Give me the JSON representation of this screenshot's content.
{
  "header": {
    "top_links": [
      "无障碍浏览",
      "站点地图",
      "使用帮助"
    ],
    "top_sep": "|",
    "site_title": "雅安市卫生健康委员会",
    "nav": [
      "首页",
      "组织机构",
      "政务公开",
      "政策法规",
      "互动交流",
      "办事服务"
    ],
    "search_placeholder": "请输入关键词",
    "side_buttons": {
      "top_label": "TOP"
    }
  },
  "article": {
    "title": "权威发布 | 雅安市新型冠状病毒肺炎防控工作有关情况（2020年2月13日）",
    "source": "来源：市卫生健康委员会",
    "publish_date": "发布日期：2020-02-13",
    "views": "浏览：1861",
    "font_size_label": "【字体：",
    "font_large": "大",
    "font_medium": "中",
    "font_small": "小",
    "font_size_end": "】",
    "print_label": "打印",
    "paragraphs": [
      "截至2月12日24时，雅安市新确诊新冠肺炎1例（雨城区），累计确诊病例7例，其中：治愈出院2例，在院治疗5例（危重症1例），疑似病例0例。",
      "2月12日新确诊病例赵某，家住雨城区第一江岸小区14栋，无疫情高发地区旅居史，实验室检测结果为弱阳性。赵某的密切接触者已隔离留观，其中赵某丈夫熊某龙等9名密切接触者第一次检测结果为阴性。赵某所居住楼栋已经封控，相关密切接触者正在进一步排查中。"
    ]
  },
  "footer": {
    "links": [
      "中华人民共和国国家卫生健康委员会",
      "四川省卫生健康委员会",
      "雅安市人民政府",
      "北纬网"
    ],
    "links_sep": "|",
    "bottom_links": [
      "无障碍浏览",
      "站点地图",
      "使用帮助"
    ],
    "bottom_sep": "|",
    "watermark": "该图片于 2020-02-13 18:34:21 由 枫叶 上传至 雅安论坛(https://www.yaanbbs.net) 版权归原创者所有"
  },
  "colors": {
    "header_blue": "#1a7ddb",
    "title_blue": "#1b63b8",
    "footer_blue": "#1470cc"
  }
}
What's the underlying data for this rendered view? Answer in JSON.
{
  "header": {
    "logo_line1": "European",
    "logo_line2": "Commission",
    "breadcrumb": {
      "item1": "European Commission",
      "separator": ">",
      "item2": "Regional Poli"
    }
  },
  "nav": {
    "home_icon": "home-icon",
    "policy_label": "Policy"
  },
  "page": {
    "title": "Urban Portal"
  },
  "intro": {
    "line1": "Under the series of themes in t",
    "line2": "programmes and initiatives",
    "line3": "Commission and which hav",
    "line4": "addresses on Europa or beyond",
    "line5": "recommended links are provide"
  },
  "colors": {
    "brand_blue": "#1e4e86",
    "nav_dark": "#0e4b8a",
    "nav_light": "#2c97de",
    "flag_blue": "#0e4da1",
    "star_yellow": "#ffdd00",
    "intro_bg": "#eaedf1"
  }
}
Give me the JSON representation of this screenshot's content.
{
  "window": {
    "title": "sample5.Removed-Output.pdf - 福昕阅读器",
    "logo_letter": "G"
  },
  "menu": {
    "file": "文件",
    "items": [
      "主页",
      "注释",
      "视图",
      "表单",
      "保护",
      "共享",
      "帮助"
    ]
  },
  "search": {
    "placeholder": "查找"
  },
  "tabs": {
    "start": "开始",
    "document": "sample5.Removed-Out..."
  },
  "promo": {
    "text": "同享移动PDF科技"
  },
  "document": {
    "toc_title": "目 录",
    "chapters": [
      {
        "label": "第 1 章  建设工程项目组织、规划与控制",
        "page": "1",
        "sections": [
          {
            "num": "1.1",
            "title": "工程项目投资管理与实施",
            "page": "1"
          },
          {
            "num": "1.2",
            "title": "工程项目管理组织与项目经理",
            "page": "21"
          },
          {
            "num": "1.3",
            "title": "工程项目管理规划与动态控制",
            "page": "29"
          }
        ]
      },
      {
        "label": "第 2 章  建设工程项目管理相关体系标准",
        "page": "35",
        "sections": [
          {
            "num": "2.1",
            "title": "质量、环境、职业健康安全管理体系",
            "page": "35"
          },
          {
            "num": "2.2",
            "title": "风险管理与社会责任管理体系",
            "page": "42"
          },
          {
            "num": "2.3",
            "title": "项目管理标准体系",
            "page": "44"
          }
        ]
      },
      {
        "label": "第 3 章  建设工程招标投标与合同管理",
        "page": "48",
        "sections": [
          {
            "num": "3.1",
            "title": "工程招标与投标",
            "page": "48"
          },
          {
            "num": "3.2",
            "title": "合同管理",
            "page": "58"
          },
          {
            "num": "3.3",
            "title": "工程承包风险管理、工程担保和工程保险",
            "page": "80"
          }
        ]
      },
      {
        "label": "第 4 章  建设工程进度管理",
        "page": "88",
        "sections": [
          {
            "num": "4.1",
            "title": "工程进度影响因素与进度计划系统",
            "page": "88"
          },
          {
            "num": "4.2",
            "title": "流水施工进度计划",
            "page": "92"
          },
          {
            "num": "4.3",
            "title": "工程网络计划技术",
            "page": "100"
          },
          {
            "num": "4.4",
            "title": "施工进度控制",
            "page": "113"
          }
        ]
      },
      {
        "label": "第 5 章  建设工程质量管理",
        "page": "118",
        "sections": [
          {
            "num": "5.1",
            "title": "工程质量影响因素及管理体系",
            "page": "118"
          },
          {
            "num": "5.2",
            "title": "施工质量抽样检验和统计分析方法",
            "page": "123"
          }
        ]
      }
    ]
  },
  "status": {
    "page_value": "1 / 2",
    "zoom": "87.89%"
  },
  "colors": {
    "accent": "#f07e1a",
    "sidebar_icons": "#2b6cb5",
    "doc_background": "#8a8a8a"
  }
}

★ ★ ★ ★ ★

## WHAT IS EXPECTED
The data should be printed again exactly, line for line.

## RESPONSE
Give me the JSON representation of this screenshot's content.
{
  "header": {
    "top_links": [
      "无障碍浏览",
      "站点地图",
      "使用帮助"
    ],
    "top_sep": "|",
    "site_title": "雅安市卫生健康委员会",
    "nav": [
      "首页",
      "组织机构",
      "政务公开",
      "政策法规",
      "互动交流",
      "办事服务"
    ],
    "search_placeholder": "请输入关键词",
    "side_buttons": {
      "top_label": "TOP"
    }
  },
  "article": {
    "title": "权威发布 | 雅安市新型冠状病毒肺炎防控工作有关情况（2020年2月13日）",
    "source": "来源：市卫生健康委员会",
    "publish_date": "发布日期：2020-02-13",
    "views": "浏览：1861",
    "font_size_label": "【字体：",
    "font_large": "大",
    "font_medium": "中",
    "font_small": "小",
    "font_size_end": "】",
    "print_label": "打印",
    "paragraphs": [
      "截至2月12日24时，雅安市新确诊新冠肺炎1例（雨城区），累计确诊病例7例，其中：治愈出院2例，在院治疗5例（危重症1例），疑似病例0例。",
      "2月12日新确诊病例赵某，家住雨城区第一江岸小区14栋，无疫情高发地区旅居史，实验室检测结果为弱阳性。赵某的密切接触者已隔离留观，其中赵某丈夫熊某龙等9名密切接触者第一次检测结果为阴性。赵某所居住楼栋已经封控，相关密切接触者正在进一步排查中。"
    ]
  },
  "footer": {
    "links": [
      "中华人民共和国国家卫生健康委员会",
      "四川省卫生健康委员会",
      "雅安市人民政府",
      "北纬网"
    ],
    "links_sep": "|",
    "bottom_links": [
      "无障碍浏览",
      "站点地图",
      "使用帮助"
    ],
    "bottom_sep": "|",
    "watermark": "该图片于 2020-02-13 18:34:21 由 枫叶 上传至 雅安论坛(https://www.yaanbbs.net) 版权归原创者所有"
  },
  "colors": {
    "header_blue": "#1a7ddb",
    "title_blue": "#1b63b8",
    "footer_blue": "#1470cc"
  }
}
What's the underlying data for this rendered view? Answer in JSON.
{
  "header": {
    "logo_line1": "European",
    "logo_line2": "Commission",
    "breadcrumb": {
      "item1": "European Commission",
      "separator": ">",
      "item2": "Regional Poli"
    }
  },
  "nav": {
    "home_icon": "home-icon",
    "policy_label": "Policy"
  },
  "page": {
    "title": "Urban Portal"
  },
  "intro": {
    "line1": "Under the series of themes in t",
    "line2": "programmes and initiatives",
    "line3": "Commission and which hav",
    "line4": "addresses on Europa or beyond",
    "line5": "recommended links are provide"
  },
  "colors": {
    "brand_blue": "#1e4e86",
    "nav_dark": "#0e4b8a",
    "nav_light": "#2c97de",
    "flag_blue": "#0e4da1",
    "star_yellow": "#ffdd00",
    "intro_bg": "#eaedf1"
  }
}
Give me the JSON representation of this screenshot's content.
{
  "window": {
    "title": "sample5.Removed-Output.pdf - 福昕阅读器",
    "logo_letter": "G"
  },
  "menu": {
    "file": "文件",
    "items": [
      "主页",
      "注释",
      "视图",
      "表单",
      "保护",
      "共享",
      "帮助"
    ]
  },
  "search": {
    "placeholder": "查找"
  },
  "tabs": {
    "start": "开始",
    "document": "sample5.Removed-Out..."
  },
  "promo": {
    "text": "同享移动PDF科技"
  },
  "document": {
    "toc_title": "目 录",
    "chapters": [
      {
        "label": "第 1 章  建设工程项目组织、规划与控制",
        "page": "1",
        "sections": [
          {
            "num": "1.1",
            "title": "工程项目投资管理与实施",
            "page": "1"
          },
          {
            "num": "1.2",
            "title": "工程项目管理组织与项目经理",
            "page": "21"
          },
          {
            "num": "1.3",
            "title": "工程项目管理规划与动态控制",
            "page": "29"
          }
        ]
      },
      {
        "label": "第 2 章  建设工程项目管理相关体系标准",
        "page": "35",
        "sections": [
          {
            "num": "2.1",
            "title": "质量、环境、职业健康安全管理体系",
            "page": "35"
          },
          {
            "num": "2.2",
            "title": "风险管理与社会责任管理体系",
            "page": "42"
          },
          {
            "num": "2.3",
            "title": "项目管理标准体系",
            "page": "44"
          }
        ]
      },
      {
        "label": "第 3 章  建设工程招标投标与合同管理",
        "page": "48",
        "sections": [
          {
            "num": "3.1",
            "title": "工程招标与投标",
            "page": "48"
          },
          {
            "num": "3.2",
            "title": "合同管理",
            "page": "58"
          },
          {
            "num": "3.3",
            "title": "工程承包风险管理、工程担保和工程保险",
            "page": "80"
          }
        ]
      },
      {
        "label": "第 4 章  建设工程进度管理",
        "page": "88",
        "sections": [
          {
            "num": "4.1",
            "title": "工程进度影响因素与进度计划系统",
            "page": "88"
          },
          {
            "num": "4.2",
            "title": "流水施工进度计划",
            "page": "92"
          },
          {
            "num": "4.3",
            "title": "工程网络计划技术",
            "page": "100"
          },
          {
            "num": "4.4",
            "title": "施工进度控制",
            "page": "113"
          }
        ]
      },
      {
        "label": "第 5 章  建设工程质量管理",
        "page": "118",
        "sections": [
          {
            "num": "5.1",
            "title": "工程质量影响因素及管理体系",
            "page": "118"
          },
          {
            "num": "5.2",
            "title": "施工质量抽样检验和统计分析方法",
            "page": "123"
          }
        ]
      }
    ]
  },
  "status": {
    "page_value": "1 / 2",
    "zoom": "87.89%"
  },
  "colors": {
    "accent": "#f07e1a",
    "sidebar_icons": "#2b6cb5",
    "doc_background": "#8a8a8a"
  }
}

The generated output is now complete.